College housing is booming

College enrollment figures continue to rise, and there is a big trend toward upscale student housing, particularly housing communities that are off-campus but are within walking distance. A great stock to capitalize on this trend is American Campus Communities (NYSE:ACC), the largest developer, owner, and manager of student housing in the U.S.

There is no shortage of growth opportunity ahead. The company currently has a 4.5% market share in its target markets, and it feels that growing this figure to 10% is achievable. We're talking about an addressable market of 6.3 million students at 280 schools, so this would be no small feat. And, the college housing industry is still highly fragmented, which is a big competitive advantage for the largest and most efficient operators like American Campus Communities.

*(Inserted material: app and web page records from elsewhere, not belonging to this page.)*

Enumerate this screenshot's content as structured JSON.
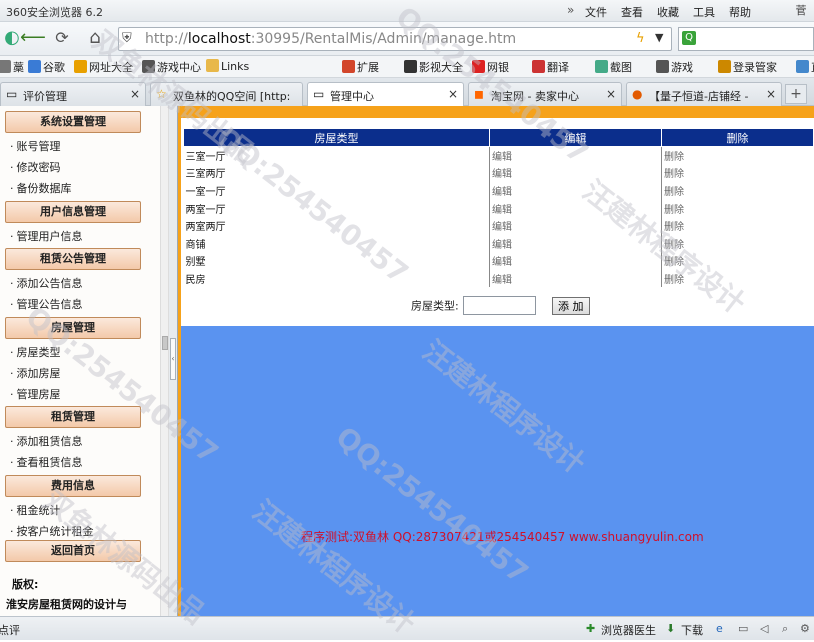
{
  "window": {
    "title": "360安全浏览器 6.2",
    "chevron": "»",
    "menu": [
      "文件",
      "查看",
      "收藏",
      "工具",
      "帮助"
    ],
    "restore": "菅"
  },
  "address": {
    "url_host": "localhost",
    "url_prefix": "http://",
    "url_rest": ":30995/RentalMis/Admin/manage.htm"
  },
  "favorites": [
    {
      "label": "藁",
      "icon": "bookmark-icon",
      "color": "#777"
    },
    {
      "label": "谷歌",
      "icon": "google-icon",
      "color": "#3a7bd5"
    },
    {
      "label": "网址大全",
      "icon": "globe-icon",
      "color": "#e8a000"
    },
    {
      "label": "游戏中心",
      "icon": "gamepad-icon",
      "color": "#555"
    },
    {
      "label": "Links",
      "icon": "folder-icon",
      "color": "#e8b84a"
    },
    {
      "label": "扩展",
      "icon": "grid-icon",
      "color": "#d2462b"
    },
    {
      "label": "影视大全",
      "icon": "play-icon",
      "color": "#333"
    },
    {
      "label": "网银",
      "icon": "bank-icon",
      "color": "#d22"
    },
    {
      "label": "翻译",
      "icon": "translate-icon",
      "color": "#c33"
    },
    {
      "label": "截图",
      "icon": "scissors-icon",
      "color": "#4a8"
    },
    {
      "label": "游戏",
      "icon": "joystick-icon",
      "color": "#555"
    },
    {
      "label": "登录管家",
      "icon": "key-icon",
      "color": "#c80"
    },
    {
      "label": "直",
      "icon": "doc-icon",
      "color": "#48c"
    }
  ],
  "tabs": [
    {
      "label": "评价管理",
      "icon": "page-icon",
      "active": false
    },
    {
      "label": "双鱼林的QQ空间 [http:",
      "icon": "star-icon",
      "active": false
    },
    {
      "label": "管理中心",
      "icon": "page-icon",
      "active": true
    },
    {
      "label": "淘宝网 - 卖家中心",
      "icon": "taobao-icon",
      "active": false
    },
    {
      "label": "【量子恒道-店铺经 -",
      "icon": "firefox-icon",
      "active": false
    }
  ],
  "sidebar": {
    "sections": [
      {
        "title": "系统设置管理",
        "items": [
          "账号管理",
          "修改密码",
          "备份数据库"
        ]
      },
      {
        "title": "用户信息管理",
        "items": [
          "管理用户信息"
        ]
      },
      {
        "title": "租赁公告管理",
        "items": [
          "添加公告信息",
          "管理公告信息"
        ]
      },
      {
        "title": "房屋管理",
        "items": [
          "房屋类型",
          "添加房屋",
          "管理房屋"
        ]
      },
      {
        "title": "租赁管理",
        "items": [
          "添加租赁信息",
          "查看租赁信息"
        ]
      },
      {
        "title": "费用信息",
        "items": [
          "租金统计",
          "按客户统计租金"
        ]
      },
      {
        "title": "返回首页",
        "items": []
      }
    ],
    "copyright_label": "版权:",
    "copyright_text": "淮安房屋租赁网的设计与"
  },
  "table": {
    "headers": [
      "房屋类型",
      "编辑",
      "删除"
    ],
    "rows": [
      [
        "三室一厅",
        "编辑",
        "删除"
      ],
      [
        "三室两厅",
        "编辑",
        "删除"
      ],
      [
        "一室一厅",
        "编辑",
        "删除"
      ],
      [
        "两室一厅",
        "编辑",
        "删除"
      ],
      [
        "两室两厅",
        "编辑",
        "删除"
      ],
      [
        "商铺",
        "编辑",
        "删除"
      ],
      [
        "别墅",
        "编辑",
        "删除"
      ],
      [
        "民房",
        "编辑",
        "删除"
      ]
    ]
  },
  "form": {
    "label": "房屋类型:",
    "value": "",
    "button": "添 加"
  },
  "credit": "程序测试:双鱼林 QQ:287307421或254540457 www.shuangyulin.com",
  "status": {
    "left": "点评",
    "doctor": "浏览器医生",
    "download": "下载"
  },
  "watermarks": [
    "汪建林程序设计",
    "QQ:254540457",
    "双鱼林源码出品"
  ]
}
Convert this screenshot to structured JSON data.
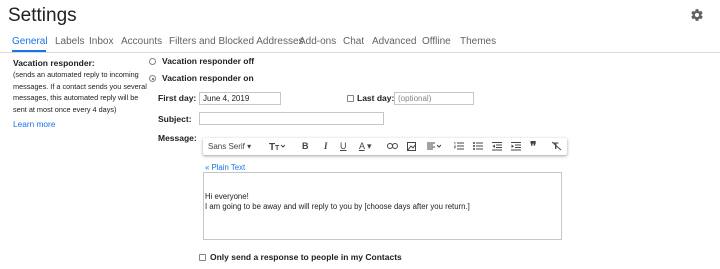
{
  "header": {
    "title": "Settings",
    "settings_icon": "gear-icon"
  },
  "tabs": [
    {
      "label": "General",
      "active": true
    },
    {
      "label": "Labels"
    },
    {
      "label": "Inbox"
    },
    {
      "label": "Accounts"
    },
    {
      "label": "Filters and Blocked Addresses"
    },
    {
      "label": "Add-ons"
    },
    {
      "label": "Chat"
    },
    {
      "label": "Advanced"
    },
    {
      "label": "Offline"
    },
    {
      "label": "Themes"
    }
  ],
  "vacation": {
    "label": "Vacation responder:",
    "desc": "(sends an automated reply to incoming messages. If a contact sends you several messages, this automated reply will be sent at most once every 4 days)",
    "learn_more": "Learn more",
    "off_label": "Vacation responder off",
    "on_label": "Vacation responder on",
    "selected": "on",
    "first_day_label": "First day:",
    "first_day_value": "June 4, 2019",
    "last_day_label": "Last day:",
    "last_day_placeholder": "(optional)",
    "last_day_checked": false,
    "subject_label": "Subject:",
    "subject_value": "",
    "message_label": "Message:",
    "toolbar": {
      "font": "Sans Serif",
      "icons": [
        "font-size-icon",
        "bold-icon",
        "italic-icon",
        "underline-icon",
        "text-color-icon",
        "link-icon",
        "image-icon",
        "align-icon",
        "numbered-list-icon",
        "bulleted-list-icon",
        "indent-less-icon",
        "indent-more-icon",
        "quote-icon",
        "remove-formatting-icon"
      ]
    },
    "plain_text_link": "« Plain Text",
    "message_line1": "Hi everyone!",
    "message_line2": "I am going to be away and will reply to you by [choose days after you return.]",
    "contacts_only_label": "Only send a response to people in my Contacts",
    "contacts_only_checked": false
  },
  "colors": {
    "accent": "#1a73e8",
    "text": "#202124",
    "muted": "#5f6368",
    "border": "#dadce0"
  }
}
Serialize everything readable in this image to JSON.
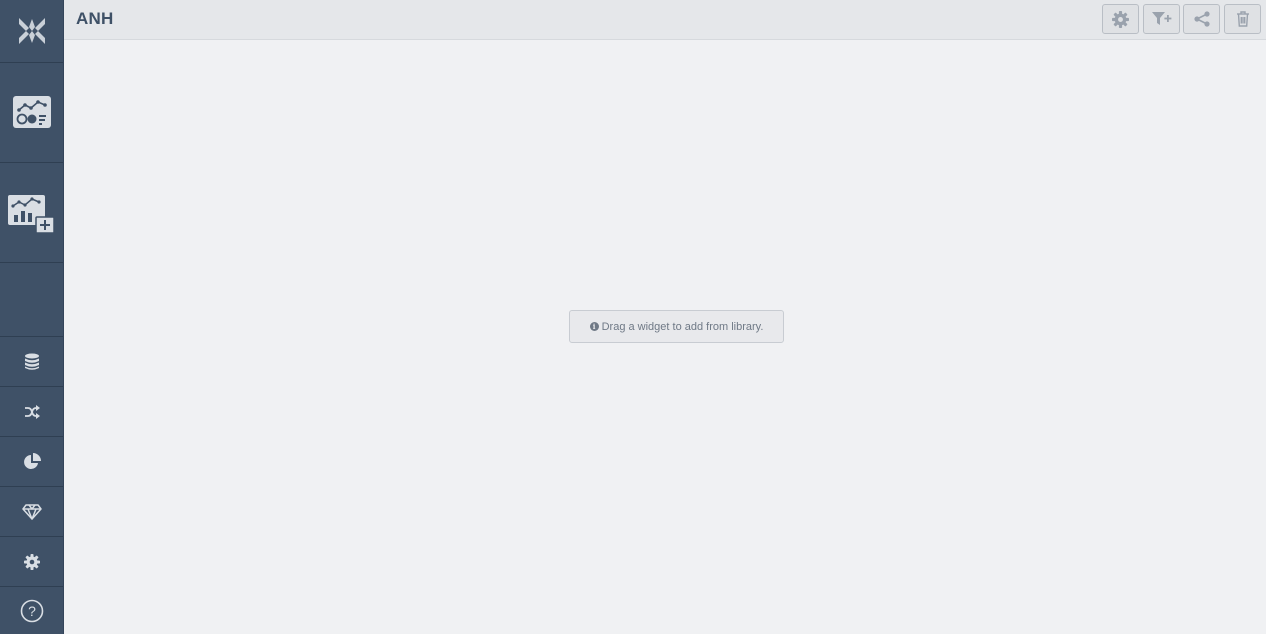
{
  "header": {
    "title": "ANH"
  },
  "toolbar": {
    "buttons": [
      {
        "icon": "gear-icon"
      },
      {
        "icon": "filter-add-icon"
      },
      {
        "icon": "share-icon"
      },
      {
        "icon": "trash-icon"
      }
    ]
  },
  "sidebar": {
    "items": [
      {
        "icon": "logo-icon"
      },
      {
        "icon": "dashboard-icon"
      },
      {
        "icon": "new-dashboard-icon"
      },
      {
        "icon": "database-icon"
      },
      {
        "icon": "shuffle-icon"
      },
      {
        "icon": "pie-chart-icon"
      },
      {
        "icon": "diamond-icon"
      },
      {
        "icon": "gear-icon"
      },
      {
        "icon": "help-icon"
      }
    ],
    "help_label": "?"
  },
  "main": {
    "hint_text": "Drag a widget to add from library.",
    "hint_icon_glyph": "i"
  },
  "colors": {
    "sidebar_bg": "#3f5167",
    "header_bg": "#e5e7ea",
    "canvas_bg": "#f0f1f3",
    "title_color": "#3f5167",
    "icon_light": "#d9dee4"
  }
}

Since its IPO in 2004, American Campus Communities has grown from 16 to 163 properties, and has expanded its footprint into a total of 71 markets. Rental revenue has grown at an average of 3.4% per year, and average occupancy has been 97.7%. The company's funds from operations (FFO) growth (REITs' version of "earnings") has outpaced non-specialized apartment REITs by a significant margin, and with several major new projects currently under development, there's no reason to believe this will change.

American Campus Communities' biggest advantage is that it offers a product that Is better than the competition, and at a lower price. The average on-campus shared housing unit costs $682 per month, is not modernized, has few amenities, and lacks privacy. On the other hand, American Campus Communities' average rent is $651 per month for a more modern housing product with tons of amenities, more privacy, and significantly better customer service.

Because of this, not only does American Campus Communities capitalize on the trend toward high-end off-campus housing, but it is also a more economical option, which makes it recession-resistant as well.

Highly profitable real estate -- at a discount

I've written before about leading self-storage REIT Public Storage (NYSE:PSA) as an excellent long-term investment, and since shares have fallen more than 26% from their peak in the midst of real estate sector weakness, now could be an excellent time to get in at a discount.

PSA Chart

PSA data by YCharts.

For one thing, Public Storage is the dominant player in its industry -- by far. In fact, the company is larger than its next three competitors combined.

The self-storage business is an attractive one, especially from a risk-averse standpoint. Operating expenses are relatively low, when compared to other types of real estate, and Public Storage has said that it could break even with just 30% occupancy. With current occupancy in excess of 95%, this is a big margin of safety. In other words, Public Storage could lose more than two-thirds of its tenants and remain profitable.

As far as growth is concerned, don't let the recent drop in the stock price trick you. The self-storage business is doing just fine. Through the first nine months of 2016, Public Storage's same-store revenue grew by 5.8% while expenses grew by just 2.5%. Occupancy remained steady at 95.3%, and this produced core FFO growth of 10.9% year over year.

Finally, Public Storage recently announced a 11% increase in its quarterly dividend to $2.00 per share, which translates to an annual yield of 3.9%. And with FFO in the $2.50-per-quarter neighborhood, not only is this a safe dividend increase, but there should be plenty of room for further growth in the future.

Low-risk doesn't mean risk-free

As a final thought, it's important to point out that low-risk doesn't mean that a stock is risk-free. I believe that both American Campus Communities and Public Storage can weather recessions better and are generally less vulnerable to competition as compared to most other companies, but they are far from bulletproof.

For example, if interest rates rise faster than expected, it could drive the entire REIT sector down, taking these stocks along with it. If college enrollment drops dramatically, American Campus Communities could find itself with a spike in vacancies. And in a deep recession, the self-storage business could certainly take a hit as people try to cut expenses.

The point is that while these stocks are risk-adverse and have excellent long-term growth potential, there is no such thing as a free lunch in the stock market, and you should still invest accordingly.

This article represents the opinion of the writer, who may disagree with the “official” recommendation position of a Motley Fool premium advisory service. We’re motley! Questioning an investing thesis -- even one of our own -- helps us all think critically about investing and make decisions that help us become smarter, happier, and richer.